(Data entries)
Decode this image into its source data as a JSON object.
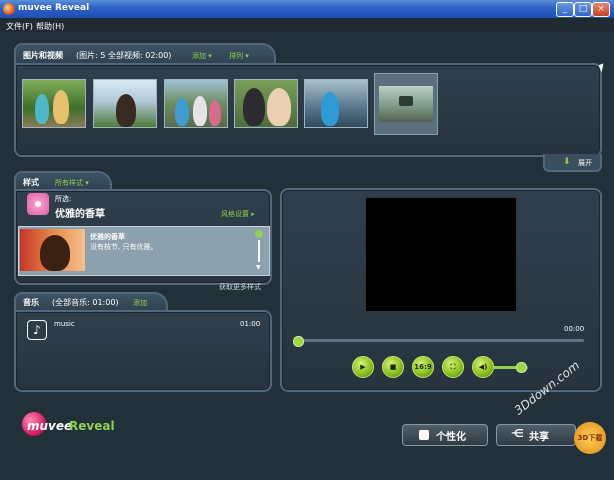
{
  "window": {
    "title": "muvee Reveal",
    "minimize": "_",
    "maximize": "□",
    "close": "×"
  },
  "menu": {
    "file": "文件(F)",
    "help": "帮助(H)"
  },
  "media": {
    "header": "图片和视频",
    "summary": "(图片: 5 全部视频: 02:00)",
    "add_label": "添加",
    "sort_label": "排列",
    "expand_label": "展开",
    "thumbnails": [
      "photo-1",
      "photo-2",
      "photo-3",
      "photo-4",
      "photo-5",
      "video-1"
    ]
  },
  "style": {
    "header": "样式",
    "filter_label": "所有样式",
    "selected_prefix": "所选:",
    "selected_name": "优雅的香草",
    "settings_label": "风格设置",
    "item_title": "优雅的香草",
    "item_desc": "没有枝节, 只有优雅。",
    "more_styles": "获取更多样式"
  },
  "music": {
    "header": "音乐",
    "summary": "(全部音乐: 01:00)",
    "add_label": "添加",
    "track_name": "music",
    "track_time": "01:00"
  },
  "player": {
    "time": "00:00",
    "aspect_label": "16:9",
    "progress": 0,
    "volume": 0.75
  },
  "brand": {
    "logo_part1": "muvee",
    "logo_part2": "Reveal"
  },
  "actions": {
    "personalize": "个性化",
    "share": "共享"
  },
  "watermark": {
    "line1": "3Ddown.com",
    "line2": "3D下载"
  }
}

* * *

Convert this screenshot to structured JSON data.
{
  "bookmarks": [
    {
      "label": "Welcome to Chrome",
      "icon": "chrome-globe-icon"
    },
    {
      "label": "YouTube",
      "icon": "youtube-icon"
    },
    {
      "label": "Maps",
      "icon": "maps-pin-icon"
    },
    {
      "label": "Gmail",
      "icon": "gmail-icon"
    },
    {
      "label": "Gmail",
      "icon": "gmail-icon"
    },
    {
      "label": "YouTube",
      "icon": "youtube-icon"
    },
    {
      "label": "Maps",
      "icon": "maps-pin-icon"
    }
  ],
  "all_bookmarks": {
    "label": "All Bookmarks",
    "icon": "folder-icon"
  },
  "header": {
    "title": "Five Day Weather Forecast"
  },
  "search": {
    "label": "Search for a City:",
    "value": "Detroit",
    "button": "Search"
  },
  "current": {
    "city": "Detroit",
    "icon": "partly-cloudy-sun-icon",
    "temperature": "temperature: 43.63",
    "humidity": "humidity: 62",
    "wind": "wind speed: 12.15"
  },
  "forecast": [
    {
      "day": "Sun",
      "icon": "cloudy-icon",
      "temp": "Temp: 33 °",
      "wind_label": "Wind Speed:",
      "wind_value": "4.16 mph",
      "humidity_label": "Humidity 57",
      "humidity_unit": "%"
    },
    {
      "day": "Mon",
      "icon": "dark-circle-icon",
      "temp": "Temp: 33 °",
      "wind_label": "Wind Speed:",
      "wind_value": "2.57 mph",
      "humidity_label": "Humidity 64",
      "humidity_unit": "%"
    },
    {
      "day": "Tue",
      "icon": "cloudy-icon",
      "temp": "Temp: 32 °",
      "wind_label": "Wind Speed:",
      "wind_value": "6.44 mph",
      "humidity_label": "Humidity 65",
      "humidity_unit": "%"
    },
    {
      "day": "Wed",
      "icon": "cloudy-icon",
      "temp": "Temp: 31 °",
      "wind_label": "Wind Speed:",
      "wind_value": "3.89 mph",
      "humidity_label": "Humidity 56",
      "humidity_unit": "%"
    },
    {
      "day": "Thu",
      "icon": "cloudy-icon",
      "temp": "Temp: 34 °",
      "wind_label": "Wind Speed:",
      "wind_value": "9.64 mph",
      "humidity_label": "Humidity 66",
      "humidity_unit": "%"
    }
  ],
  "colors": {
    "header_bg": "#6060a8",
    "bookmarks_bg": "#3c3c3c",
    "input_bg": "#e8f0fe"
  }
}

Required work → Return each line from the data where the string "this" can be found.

Solution to the problem →
Decode this image into its source data as a JSON object.
Convert this screenshot to structured JSON data.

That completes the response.